The California Planet Search (CPS) is a collaboration among astronomers who use the Keck Planet Finder (KPF) and HIRES spectrometers at the W. M. Keck Observatory and the Automated Planet Finder (APF) at Lick Observatory. The governing document for CPS is titled ‘California Planet Search – Organization and Procedures’ and is publically available here.
Membership: Astronomers who wish to join CPS should be in touch with members of the CPS Council: Fei Dai, BJ Fulton (Data Processing Lead), Sam Halverson, Andrew Howard (Lead), Howard Isaacson (Data Distribution Lead and Observer Trainer), Erik Petigura, Lauren Weiss. The CPS document (linked above) describes the rights, responsibilities, and procedures for membership.
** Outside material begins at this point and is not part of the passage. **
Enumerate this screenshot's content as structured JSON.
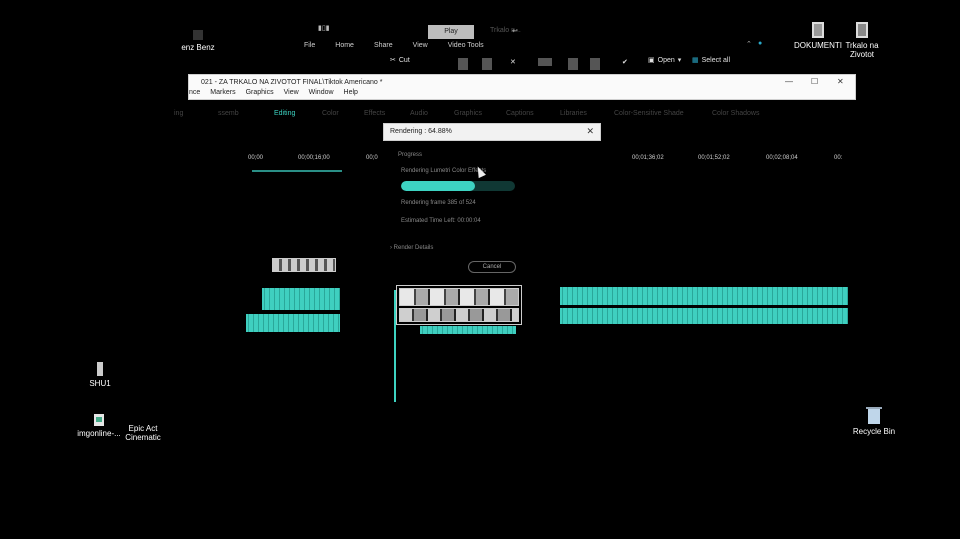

Writing an Observing Proposal with CPS Collaboration: If you are interested in proposing to collaborate with the California Planet Search on cadence observations with KPF or HIRES, please fill out this form*. Full consideration will be given to requests submitted by Sept. 18, 2023 (for 2024A proposals) though later requests will be reviewed. (NASA and other proposals due before then should submit responses using the form as soon as possible.) Collaboration with CPS is not required to use these instruments. Technical information about KPF is available on WMKO’s website. See also the Exposure Time Calculator page and the associated Github code. See these slides from a breakout session at the 2023 Keck Science Meeting for information about KPF’s current performance. Time permitting, CPS can provide a few sentence description of KPF’s performance and expectations for queue operations; this can be provided or proposals that have been submitted using the above form and endorsed by CPS. For HIRES, CPS expects to support a minimal queue in 2024A (perhaps one night per month), but this will depend on the number of successful proposals.
Scope and Functions of CPS: The first paragraph of the ‘California Planet Search – Organization and Procedures’ document explains the scope and functions of CPS:
CPS is an organization that facilitates observations and the production of precise Doppler time series and related data from the HIRES and the Keck Planet Finder (KPF) spectrometers at the W. M. Keck Observatory (WMKO) and from the Levy Spectrometer on that Automated Planet Finder telescope at Lick Observatory. Unlike typical research collaborations, CPS is not organized around specific scientific goals. Rather, it provides the infrastructure for other research collaborations that have specific scientific goals to execute their observations using the above telescopes. Examples of these collaborations are the research groups of individual faculty members within CPS and multi-institutional collaborations such as the K2 Follow-up Survey, HAT-NET, the California-Kepler Survey, the TESS-Keck Survey, and the Kepler Giant Planets Search. CPS handles the production of data from the scheduling and execution of observations through the standardized reduction of raw data products (e.g., echelle spectra) into refined data products (e.g., radial velocities). It is the responsibility of the collaborating research groups (through their principal investigators) to select targets, use the refined data products in scientific analyses, interpret the results, and write papers. Telescope scheduling with CPS allows participants to have observations spread over the observing semester, instead of being concentrated in the allocated telescope time (e.g., one night at Keck). This facilitates science projects with cadence requirements that are not schedulable by an individual PI. CPS is independent of WMKO, Lick Observatory, and the Keck Observatory Archive (KOA). Users of the instruments mentioned above are not required to collaborate with CPS. CPS functions related to KPF are expected to be largely subsumed by similar activities run by WMKO; see the section ‘Timescales for CPS Services’ below for details.
* Note that completing the form for collaboration with CPS requires logging into a Google account because you will be asked to upload a PDF copy of your draft proposal, which involves behind-the-scenes use of Google Drive.